I read the first part when I started meditating and read the second part when I felt that I had a basic understanding of Phase One. I haven’t finished the book as I don’t think I know enough about meditation, yet, to understand part three and beyond.

Ten minutes a day, as many days as you can. Commit to 30 days. You’ll notice a difference. After the 30 days, you’ll notice a clear difference in mood if you skip a few days. I’ve started AM/PM sessions and it’s helping. Of course, dropping most sources of news (other than The Onion) might also be helping to clear my mind.

Mediation gave me an awareness that I was filling myself with noise that had nothing to do with the key decisions of my life.


Running and Meditation

One of the benefits of shifting my life away from chasing race results, and money, has been increased time for reading great books. The three themes I’ve been enjoying are biography, philosophy (Old Path White Clouds; Beyond Religion) and behavioral psychology (Thinking, Fast and Slow).

When I attended the class on contemplative parenting, the teacher mentioned a book on running and meditation. I’ve often felt that exercise is the closest that I get to prayer – so I bought a copy of the book to see what I could learn.

The book makes an interesting observation that exercise doesn’t settle the mind; it merely exhausts the mind. Specifically, the author notes that exercise is episodic in the nature of the assistance it provides, while meditation is cumulative in the benefits it provides (each session building upon previous work). All the explanations, tips and stories are shared in the context of athletic training, which made it easy for me to relate.

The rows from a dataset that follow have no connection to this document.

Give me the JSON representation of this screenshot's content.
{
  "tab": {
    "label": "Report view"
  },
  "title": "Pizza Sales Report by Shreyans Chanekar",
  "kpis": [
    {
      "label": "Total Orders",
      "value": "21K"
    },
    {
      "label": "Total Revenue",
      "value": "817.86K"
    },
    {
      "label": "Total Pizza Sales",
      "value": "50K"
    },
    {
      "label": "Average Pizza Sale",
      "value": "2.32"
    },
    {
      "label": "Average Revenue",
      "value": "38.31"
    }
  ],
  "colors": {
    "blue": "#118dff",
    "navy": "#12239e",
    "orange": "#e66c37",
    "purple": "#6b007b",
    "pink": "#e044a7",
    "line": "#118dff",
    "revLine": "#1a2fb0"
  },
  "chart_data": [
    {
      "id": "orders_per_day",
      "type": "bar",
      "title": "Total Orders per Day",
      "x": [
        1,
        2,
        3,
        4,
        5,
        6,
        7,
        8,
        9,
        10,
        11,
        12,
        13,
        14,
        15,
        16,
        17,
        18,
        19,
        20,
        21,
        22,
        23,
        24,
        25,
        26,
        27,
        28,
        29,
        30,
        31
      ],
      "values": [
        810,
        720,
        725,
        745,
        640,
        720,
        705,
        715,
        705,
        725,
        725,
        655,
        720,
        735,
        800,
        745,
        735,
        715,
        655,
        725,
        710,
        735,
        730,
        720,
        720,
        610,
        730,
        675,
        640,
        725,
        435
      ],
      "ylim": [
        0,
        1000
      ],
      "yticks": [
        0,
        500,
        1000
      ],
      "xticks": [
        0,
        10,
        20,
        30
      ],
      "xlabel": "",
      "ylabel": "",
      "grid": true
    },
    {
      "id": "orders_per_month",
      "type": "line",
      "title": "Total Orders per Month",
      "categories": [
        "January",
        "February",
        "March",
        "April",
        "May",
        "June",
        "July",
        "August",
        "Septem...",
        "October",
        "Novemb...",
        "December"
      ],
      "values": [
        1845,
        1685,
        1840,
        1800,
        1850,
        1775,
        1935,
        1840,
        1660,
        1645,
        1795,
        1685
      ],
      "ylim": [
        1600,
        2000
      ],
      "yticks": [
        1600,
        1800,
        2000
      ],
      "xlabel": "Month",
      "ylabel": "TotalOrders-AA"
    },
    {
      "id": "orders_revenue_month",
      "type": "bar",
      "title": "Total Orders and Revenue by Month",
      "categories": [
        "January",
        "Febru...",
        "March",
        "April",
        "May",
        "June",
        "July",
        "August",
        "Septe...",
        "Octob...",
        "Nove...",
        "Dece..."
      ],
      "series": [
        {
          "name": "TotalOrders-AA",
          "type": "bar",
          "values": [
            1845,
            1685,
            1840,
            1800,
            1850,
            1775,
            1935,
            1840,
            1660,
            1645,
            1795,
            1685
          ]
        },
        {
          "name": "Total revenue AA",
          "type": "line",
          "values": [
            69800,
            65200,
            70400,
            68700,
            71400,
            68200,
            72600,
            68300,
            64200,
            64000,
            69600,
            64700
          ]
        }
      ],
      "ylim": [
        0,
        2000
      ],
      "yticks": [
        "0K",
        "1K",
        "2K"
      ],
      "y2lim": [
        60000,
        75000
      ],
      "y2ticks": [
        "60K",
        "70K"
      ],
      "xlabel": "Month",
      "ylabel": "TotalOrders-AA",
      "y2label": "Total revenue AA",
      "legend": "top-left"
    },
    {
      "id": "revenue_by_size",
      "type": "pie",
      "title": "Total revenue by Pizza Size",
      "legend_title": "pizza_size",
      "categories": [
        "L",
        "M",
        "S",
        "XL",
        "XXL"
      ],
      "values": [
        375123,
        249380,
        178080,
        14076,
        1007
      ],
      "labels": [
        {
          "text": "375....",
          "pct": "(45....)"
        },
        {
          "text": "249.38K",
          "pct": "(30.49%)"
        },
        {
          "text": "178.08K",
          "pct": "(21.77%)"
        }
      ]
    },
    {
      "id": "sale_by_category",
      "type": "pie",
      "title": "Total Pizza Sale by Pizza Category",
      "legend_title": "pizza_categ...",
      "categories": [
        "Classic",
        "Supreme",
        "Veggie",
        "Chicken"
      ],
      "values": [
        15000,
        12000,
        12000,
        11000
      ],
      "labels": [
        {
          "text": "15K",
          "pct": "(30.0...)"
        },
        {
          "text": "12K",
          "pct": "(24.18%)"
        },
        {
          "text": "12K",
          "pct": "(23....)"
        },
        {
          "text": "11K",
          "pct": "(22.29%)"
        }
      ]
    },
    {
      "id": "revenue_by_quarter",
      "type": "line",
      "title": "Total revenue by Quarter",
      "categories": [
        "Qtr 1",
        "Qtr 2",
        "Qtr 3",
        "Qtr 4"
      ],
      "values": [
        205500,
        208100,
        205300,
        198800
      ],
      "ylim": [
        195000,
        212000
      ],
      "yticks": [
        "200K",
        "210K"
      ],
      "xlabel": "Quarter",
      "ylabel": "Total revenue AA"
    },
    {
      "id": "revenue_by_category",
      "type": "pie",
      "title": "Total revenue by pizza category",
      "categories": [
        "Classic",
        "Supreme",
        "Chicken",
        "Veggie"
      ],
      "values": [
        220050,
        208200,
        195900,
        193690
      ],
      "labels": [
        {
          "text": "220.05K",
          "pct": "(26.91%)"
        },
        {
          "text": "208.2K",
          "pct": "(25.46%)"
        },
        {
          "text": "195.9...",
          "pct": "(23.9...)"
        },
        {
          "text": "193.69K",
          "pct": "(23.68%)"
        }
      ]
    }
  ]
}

I’ve noticed that my daughter tends to copy me and, at three, the #1 issue she’s facing is learning to direct her energy into feelings other than anxiety. When she gets excited, she is frequently overwhelmed. Given that she likes to copy me, and is educated by folks that meditate daily, I figured that learning about mediation might benefit us both. At a minimum, meditation could become a useful back-up plan in case circumstances limit my ability to exhaust my mind!

I’m approaching it like I was coaching myself to my first ever 10K; daily short-duration sessions with very modest expectations.

If you’re an athlete searching for serenity then the book (Running with the Mind of Meditation) may interest.